Supplied data Block Start

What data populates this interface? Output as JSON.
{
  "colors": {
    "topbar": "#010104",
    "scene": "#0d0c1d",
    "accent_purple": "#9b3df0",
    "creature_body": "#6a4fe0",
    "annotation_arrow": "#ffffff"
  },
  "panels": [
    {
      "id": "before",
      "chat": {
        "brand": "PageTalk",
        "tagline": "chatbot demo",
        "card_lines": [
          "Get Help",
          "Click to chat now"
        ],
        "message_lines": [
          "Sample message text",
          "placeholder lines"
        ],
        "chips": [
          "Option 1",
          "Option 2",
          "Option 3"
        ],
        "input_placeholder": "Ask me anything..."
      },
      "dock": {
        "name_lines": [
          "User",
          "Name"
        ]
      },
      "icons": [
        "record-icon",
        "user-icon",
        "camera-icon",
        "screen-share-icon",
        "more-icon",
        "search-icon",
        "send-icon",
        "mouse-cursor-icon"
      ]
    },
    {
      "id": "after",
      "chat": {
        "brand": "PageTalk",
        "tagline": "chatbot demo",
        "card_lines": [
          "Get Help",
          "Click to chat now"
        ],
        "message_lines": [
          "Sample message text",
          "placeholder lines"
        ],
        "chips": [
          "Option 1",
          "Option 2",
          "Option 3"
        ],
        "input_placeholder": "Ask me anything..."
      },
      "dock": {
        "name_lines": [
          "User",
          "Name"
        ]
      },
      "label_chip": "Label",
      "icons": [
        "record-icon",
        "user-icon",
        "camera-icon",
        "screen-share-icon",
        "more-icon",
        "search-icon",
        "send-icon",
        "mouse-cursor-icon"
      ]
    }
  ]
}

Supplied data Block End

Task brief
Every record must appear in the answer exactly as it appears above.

Exercise answer
What data populates this interface? Output as JSON.
{
  "colors": {
    "topbar": "#010104",
    "scene": "#0d0c1d",
    "accent_purple": "#9b3df0",
    "creature_body": "#6a4fe0",
    "annotation_arrow": "#ffffff"
  },
  "panels": [
    {
      "id": "before",
      "chat": {
        "brand": "PageTalk",
        "tagline": "chatbot demo",
        "card_lines": [
          "Get Help",
          "Click to chat now"
        ],
        "message_lines": [
          "Sample message text",
          "placeholder lines"
        ],
        "chips": [
          "Option 1",
          "Option 2",
          "Option 3"
        ],
        "input_placeholder": "Ask me anything..."
      },
      "dock": {
        "name_lines": [
          "User",
          "Name"
        ]
      },
      "icons": [
        "record-icon",
        "user-icon",
        "camera-icon",
        "screen-share-icon",
        "more-icon",
        "search-icon",
        "send-icon",
        "mouse-cursor-icon"
      ]
    },
    {
      "id": "after",
      "chat": {
        "brand": "PageTalk",
        "tagline": "chatbot demo",
        "card_lines": [
          "Get Help",
          "Click to chat now"
        ],
        "message_lines": [
          "Sample message text",
          "placeholder lines"
        ],
        "chips": [
          "Option 1",
          "Option 2",
          "Option 3"
        ],
        "input_placeholder": "Ask me anything..."
      },
      "dock": {
        "name_lines": [
          "User",
          "Name"
        ]
      },
      "label_chip": "Label",
      "icons": [
        "record-icon",
        "user-icon",
        "camera-icon",
        "screen-share-icon",
        "more-icon",
        "search-icon",
        "send-icon",
        "mouse-cursor-icon"
      ]
    }
  ]
}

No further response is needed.